Chicago Cancels Classes After Union Backs Remote Learning Pedro Martinez speaks shortly after Mayor Lori Lightfoot announced him as the new chief executive of the Chicago Public Schools during a news conference in Chicago on Sept. 15. (Ashlee Rezin/Chicago Sun-Times via AP, File)
SOPHIA TAREEN Wednesday, 05 January 2022 07:29 AM
Leaders of Chicago Public Schools canceled classes Wednesday after the teachers union voted to switch to remote learning due to the surge in COVID-19 cases, the latest development in an escalating battle over pandemic safety protocols in the nation’s third-largest school district.
Chicago has rejected a districtwide return to remote instruction, saying it was disastrous for children’s learning and mental health. But the union argued the district’s safety protocols are lacking and both teachers and students are vulnerable.
The Chicago Teachers Union’s action, approved by 73% of members, called for remote instruction until “cases substantially subside” or union leaders approve an agreement for safety protocols with the district. Union members were instructed to try and log into teaching systems Wednesday, even though the district said there would be no instruction and didn’t distribute devices to students ahead of the union votes, which were announced just before 11 p.m. Tuesday.
“This decision was made with a heavy heart and a singular focus on student and community safety,” the union said in a statement.
However, district officials blamed the union for the late cancellation, saying despite safety measures, including a high teacher vaccination rate, “our teachers are not willing to report to work.”
“We are deeply concerned about this decision but even more concerned about its impact on the health, safety, and well-being of our students and families,” the district said in a statement.

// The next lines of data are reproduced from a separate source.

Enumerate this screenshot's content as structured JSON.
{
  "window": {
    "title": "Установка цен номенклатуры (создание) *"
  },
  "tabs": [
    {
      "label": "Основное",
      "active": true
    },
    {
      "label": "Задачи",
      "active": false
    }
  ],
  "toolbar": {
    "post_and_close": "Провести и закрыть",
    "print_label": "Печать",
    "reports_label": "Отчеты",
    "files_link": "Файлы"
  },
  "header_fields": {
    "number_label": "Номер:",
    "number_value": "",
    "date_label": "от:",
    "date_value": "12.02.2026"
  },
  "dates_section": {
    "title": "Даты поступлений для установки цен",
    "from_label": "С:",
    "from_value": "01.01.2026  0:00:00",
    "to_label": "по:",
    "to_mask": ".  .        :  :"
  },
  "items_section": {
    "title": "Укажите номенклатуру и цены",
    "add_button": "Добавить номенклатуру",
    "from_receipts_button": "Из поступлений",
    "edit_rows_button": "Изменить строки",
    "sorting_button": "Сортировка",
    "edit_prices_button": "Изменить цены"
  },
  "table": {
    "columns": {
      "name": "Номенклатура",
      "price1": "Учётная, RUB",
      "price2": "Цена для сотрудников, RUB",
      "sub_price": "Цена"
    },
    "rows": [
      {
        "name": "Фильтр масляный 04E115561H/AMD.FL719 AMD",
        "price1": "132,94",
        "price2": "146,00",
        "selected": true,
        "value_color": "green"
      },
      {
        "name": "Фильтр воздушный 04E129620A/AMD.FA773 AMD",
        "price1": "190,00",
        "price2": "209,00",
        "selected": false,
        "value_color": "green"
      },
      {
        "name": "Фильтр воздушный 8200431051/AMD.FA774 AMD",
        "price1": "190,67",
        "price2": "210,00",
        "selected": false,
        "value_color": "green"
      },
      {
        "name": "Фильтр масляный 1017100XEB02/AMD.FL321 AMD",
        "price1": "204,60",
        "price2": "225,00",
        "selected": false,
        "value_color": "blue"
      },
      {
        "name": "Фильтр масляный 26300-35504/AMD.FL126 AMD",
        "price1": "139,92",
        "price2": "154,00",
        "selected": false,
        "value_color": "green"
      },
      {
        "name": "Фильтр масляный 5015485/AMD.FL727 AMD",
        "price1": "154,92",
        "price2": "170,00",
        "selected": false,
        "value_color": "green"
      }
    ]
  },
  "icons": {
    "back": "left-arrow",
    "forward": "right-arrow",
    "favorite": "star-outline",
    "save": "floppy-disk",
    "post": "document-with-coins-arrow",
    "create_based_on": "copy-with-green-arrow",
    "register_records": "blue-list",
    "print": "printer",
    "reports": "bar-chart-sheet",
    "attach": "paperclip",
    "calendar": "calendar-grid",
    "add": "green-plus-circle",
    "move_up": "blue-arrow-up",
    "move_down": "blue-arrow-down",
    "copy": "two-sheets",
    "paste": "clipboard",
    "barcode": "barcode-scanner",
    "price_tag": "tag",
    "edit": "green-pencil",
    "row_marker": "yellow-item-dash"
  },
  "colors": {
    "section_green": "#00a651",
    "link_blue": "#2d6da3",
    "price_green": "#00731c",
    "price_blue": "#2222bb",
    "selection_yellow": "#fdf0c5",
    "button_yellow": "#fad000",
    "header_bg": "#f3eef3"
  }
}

The status of instruction for the rest of the week remained in limbo, while district leaders said a plan to “continue student learning” would come later Wednesday. School officials deemed the union action a “work stoppage” and said those who did not report to schools Wednesday would not be compensated. Last year during a similar debate, the district punished teachers who did not come to schools.
Contentious issues in the roughly 350,000-student district include metrics that would trigger school closures. The district proposed guidelines for individual school closures, saying safety measures like required masks, availability of vaccines and improved ventilation make schools among the safest places for kids to be. But the union has proposed metrics for districtwide closure, citing risks to students and teachers.